**DATA:**
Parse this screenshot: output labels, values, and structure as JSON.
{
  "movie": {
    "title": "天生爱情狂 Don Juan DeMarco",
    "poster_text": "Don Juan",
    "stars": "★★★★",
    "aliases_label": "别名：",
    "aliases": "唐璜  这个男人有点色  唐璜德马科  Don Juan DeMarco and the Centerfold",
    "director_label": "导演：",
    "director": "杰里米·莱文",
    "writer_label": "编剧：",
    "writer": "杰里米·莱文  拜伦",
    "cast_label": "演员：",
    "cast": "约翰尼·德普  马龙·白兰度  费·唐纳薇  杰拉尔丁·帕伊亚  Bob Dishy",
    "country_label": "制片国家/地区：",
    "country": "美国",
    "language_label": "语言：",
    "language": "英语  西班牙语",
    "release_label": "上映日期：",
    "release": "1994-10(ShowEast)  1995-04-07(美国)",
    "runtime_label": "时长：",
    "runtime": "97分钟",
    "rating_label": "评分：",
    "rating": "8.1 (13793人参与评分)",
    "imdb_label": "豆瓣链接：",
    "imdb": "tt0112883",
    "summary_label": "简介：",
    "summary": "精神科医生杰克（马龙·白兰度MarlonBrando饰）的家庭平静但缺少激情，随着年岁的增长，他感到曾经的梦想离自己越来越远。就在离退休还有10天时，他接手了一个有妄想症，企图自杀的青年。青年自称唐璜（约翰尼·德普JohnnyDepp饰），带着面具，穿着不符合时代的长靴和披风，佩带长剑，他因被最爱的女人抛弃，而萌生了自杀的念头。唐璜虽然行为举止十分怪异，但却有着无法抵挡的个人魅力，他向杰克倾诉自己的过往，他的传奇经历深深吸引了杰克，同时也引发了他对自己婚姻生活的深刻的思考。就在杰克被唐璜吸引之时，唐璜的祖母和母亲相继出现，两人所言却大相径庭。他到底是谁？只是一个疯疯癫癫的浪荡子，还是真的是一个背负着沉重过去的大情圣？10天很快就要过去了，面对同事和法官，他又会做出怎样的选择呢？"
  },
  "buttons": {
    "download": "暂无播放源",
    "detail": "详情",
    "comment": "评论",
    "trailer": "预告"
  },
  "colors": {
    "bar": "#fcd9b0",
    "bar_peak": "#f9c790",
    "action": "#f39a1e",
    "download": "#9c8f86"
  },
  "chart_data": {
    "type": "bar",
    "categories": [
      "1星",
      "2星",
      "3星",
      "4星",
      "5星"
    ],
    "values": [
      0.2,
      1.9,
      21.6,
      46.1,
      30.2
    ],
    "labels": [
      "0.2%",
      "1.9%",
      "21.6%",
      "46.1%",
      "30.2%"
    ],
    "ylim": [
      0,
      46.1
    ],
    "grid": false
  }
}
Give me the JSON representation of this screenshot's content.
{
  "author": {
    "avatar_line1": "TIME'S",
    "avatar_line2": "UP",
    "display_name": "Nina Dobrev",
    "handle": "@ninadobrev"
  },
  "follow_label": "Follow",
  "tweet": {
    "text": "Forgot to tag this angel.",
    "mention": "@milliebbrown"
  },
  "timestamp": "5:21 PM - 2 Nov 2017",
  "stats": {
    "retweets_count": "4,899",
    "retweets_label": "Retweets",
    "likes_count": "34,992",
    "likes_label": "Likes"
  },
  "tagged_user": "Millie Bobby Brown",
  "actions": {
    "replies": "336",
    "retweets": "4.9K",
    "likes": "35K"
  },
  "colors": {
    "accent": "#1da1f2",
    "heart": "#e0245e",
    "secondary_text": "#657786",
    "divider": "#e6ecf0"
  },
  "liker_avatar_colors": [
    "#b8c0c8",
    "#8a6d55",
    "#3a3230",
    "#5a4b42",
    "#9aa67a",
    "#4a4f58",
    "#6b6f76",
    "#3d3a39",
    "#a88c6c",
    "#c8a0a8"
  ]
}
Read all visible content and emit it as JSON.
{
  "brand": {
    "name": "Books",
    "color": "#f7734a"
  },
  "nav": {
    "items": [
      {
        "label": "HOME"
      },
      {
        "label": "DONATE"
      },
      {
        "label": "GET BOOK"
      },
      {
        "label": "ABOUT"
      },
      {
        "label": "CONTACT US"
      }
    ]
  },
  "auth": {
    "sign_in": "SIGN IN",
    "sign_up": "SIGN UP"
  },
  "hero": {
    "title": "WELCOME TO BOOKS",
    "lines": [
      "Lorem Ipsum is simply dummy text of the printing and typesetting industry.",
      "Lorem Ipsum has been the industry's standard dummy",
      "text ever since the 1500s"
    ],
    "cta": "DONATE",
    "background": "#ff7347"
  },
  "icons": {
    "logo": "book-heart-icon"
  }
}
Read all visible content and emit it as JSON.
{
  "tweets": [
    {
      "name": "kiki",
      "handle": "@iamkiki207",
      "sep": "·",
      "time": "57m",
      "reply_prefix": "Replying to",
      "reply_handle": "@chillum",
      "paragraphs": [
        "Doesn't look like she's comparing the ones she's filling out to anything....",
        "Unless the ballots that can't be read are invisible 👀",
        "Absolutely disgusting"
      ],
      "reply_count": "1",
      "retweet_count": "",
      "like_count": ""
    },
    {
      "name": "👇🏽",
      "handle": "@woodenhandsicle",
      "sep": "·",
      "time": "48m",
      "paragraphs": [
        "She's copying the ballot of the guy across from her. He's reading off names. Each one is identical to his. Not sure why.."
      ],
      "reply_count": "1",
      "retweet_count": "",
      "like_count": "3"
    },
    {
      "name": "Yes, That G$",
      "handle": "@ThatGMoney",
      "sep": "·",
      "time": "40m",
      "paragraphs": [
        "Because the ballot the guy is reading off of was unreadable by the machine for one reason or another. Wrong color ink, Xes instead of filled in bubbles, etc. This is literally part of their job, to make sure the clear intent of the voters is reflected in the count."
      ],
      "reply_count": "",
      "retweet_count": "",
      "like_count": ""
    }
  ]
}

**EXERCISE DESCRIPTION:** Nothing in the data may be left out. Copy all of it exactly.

**ANSWER FOR THE TASK:**
Parse this screenshot: output labels, values, and structure as JSON.
{
  "movie": {
    "title": "天生爱情狂 Don Juan DeMarco",
    "poster_text": "Don Juan",
    "stars": "★★★★",
    "aliases_label": "别名：",
    "aliases": "唐璜  这个男人有点色  唐璜德马科  Don Juan DeMarco and the Centerfold",
    "director_label": "导演：",
    "director": "杰里米·莱文",
    "writer_label": "编剧：",
    "writer": "杰里米·莱文  拜伦",
    "cast_label": "演员：",
    "cast": "约翰尼·德普  马龙·白兰度  费·唐纳薇  杰拉尔丁·帕伊亚  Bob Dishy",
    "country_label": "制片国家/地区：",
    "country": "美国",
    "language_label": "语言：",
    "language": "英语  西班牙语",
    "release_label": "上映日期：",
    "release": "1994-10(ShowEast)  1995-04-07(美国)",
    "runtime_label": "时长：",
    "runtime": "97分钟",
    "rating_label": "评分：",
    "rating": "8.1 (13793人参与评分)",
    "imdb_label": "豆瓣链接：",
    "imdb": "tt0112883",
    "summary_label": "简介：",
    "summary": "精神科医生杰克（马龙·白兰度MarlonBrando饰）的家庭平静但缺少激情，随着年岁的增长，他感到曾经的梦想离自己越来越远。就在离退休还有10天时，他接手了一个有妄想症，企图自杀的青年。青年自称唐璜（约翰尼·德普JohnnyDepp饰），带着面具，穿着不符合时代的长靴和披风，佩带长剑，他因被最爱的女人抛弃，而萌生了自杀的念头。唐璜虽然行为举止十分怪异，但却有着无法抵挡的个人魅力，他向杰克倾诉自己的过往，他的传奇经历深深吸引了杰克，同时也引发了他对自己婚姻生活的深刻的思考。就在杰克被唐璜吸引之时，唐璜的祖母和母亲相继出现，两人所言却大相径庭。他到底是谁？只是一个疯疯癫癫的浪荡子，还是真的是一个背负着沉重过去的大情圣？10天很快就要过去了，面对同事和法官，他又会做出怎样的选择呢？"
  },
  "buttons": {
    "download": "暂无播放源",
    "detail": "详情",
    "comment": "评论",
    "trailer": "预告"
  },
  "colors": {
    "bar": "#fcd9b0",
    "bar_peak": "#f9c790",
    "action": "#f39a1e",
    "download": "#9c8f86"
  },
  "chart_data": {
    "type": "bar",
    "categories": [
      "1星",
      "2星",
      "3星",
      "4星",
      "5星"
    ],
    "values": [
      0.2,
      1.9,
      21.6,
      46.1,
      30.2
    ],
    "labels": [
      "0.2%",
      "1.9%",
      "21.6%",
      "46.1%",
      "30.2%"
    ],
    "ylim": [
      0,
      46.1
    ],
    "grid": false
  }
}
Give me the JSON representation of this screenshot's content.
{
  "author": {
    "avatar_line1": "TIME'S",
    "avatar_line2": "UP",
    "display_name": "Nina Dobrev",
    "handle": "@ninadobrev"
  },
  "follow_label": "Follow",
  "tweet": {
    "text": "Forgot to tag this angel.",
    "mention": "@milliebbrown"
  },
  "timestamp": "5:21 PM - 2 Nov 2017",
  "stats": {
    "retweets_count": "4,899",
    "retweets_label": "Retweets",
    "likes_count": "34,992",
    "likes_label": "Likes"
  },
  "tagged_user": "Millie Bobby Brown",
  "actions": {
    "replies": "336",
    "retweets": "4.9K",
    "likes": "35K"
  },
  "colors": {
    "accent": "#1da1f2",
    "heart": "#e0245e",
    "secondary_text": "#657786",
    "divider": "#e6ecf0"
  },
  "liker_avatar_colors": [
    "#b8c0c8",
    "#8a6d55",
    "#3a3230",
    "#5a4b42",
    "#9aa67a",
    "#4a4f58",
    "#6b6f76",
    "#3d3a39",
    "#a88c6c",
    "#c8a0a8"
  ]
}
Read all visible content and emit it as JSON.
{
  "brand": {
    "name": "Books",
    "color": "#f7734a"
  },
  "nav": {
    "items": [
      {
        "label": "HOME"
      },
      {
        "label": "DONATE"
      },
      {
        "label": "GET BOOK"
      },
      {
        "label": "ABOUT"
      },
      {
        "label": "CONTACT US"
      }
    ]
  },
  "auth": {
    "sign_in": "SIGN IN",
    "sign_up": "SIGN UP"
  },
  "hero": {
    "title": "WELCOME TO BOOKS",
    "lines": [
      "Lorem Ipsum is simply dummy text of the printing and typesetting industry.",
      "Lorem Ipsum has been the industry's standard dummy",
      "text ever since the 1500s"
    ],
    "cta": "DONATE",
    "background": "#ff7347"
  },
  "icons": {
    "logo": "book-heart-icon"
  }
}
Read all visible content and emit it as JSON.
{
  "tweets": [
    {
      "name": "kiki",
      "handle": "@iamkiki207",
      "sep": "·",
      "time": "57m",
      "reply_prefix": "Replying to",
      "reply_handle": "@chillum",
      "paragraphs": [
        "Doesn't look like she's comparing the ones she's filling out to anything....",
        "Unless the ballots that can't be read are invisible 👀",
        "Absolutely disgusting"
      ],
      "reply_count": "1",
      "retweet_count": "",
      "like_count": ""
    },
    {
      "name": "👇🏽",
      "handle": "@woodenhandsicle",
      "sep": "·",
      "time": "48m",
      "paragraphs": [
        "She's copying the ballot of the guy across from her. He's reading off names. Each one is identical to his. Not sure why.."
      ],
      "reply_count": "1",
      "retweet_count": "",
      "like_count": "3"
    },
    {
      "name": "Yes, That G$",
      "handle": "@ThatGMoney",
      "sep": "·",
      "time": "40m",
      "paragraphs": [
        "Because the ballot the guy is reading off of was unreadable by the machine for one reason or another. Wrong color ink, Xes instead of filled in bubbles, etc. This is literally part of their job, to make sure the clear intent of the voters is reflected in the count."
      ],
      "reply_count": "",
      "retweet_count": "",
      "like_count": ""
    }
  ]
}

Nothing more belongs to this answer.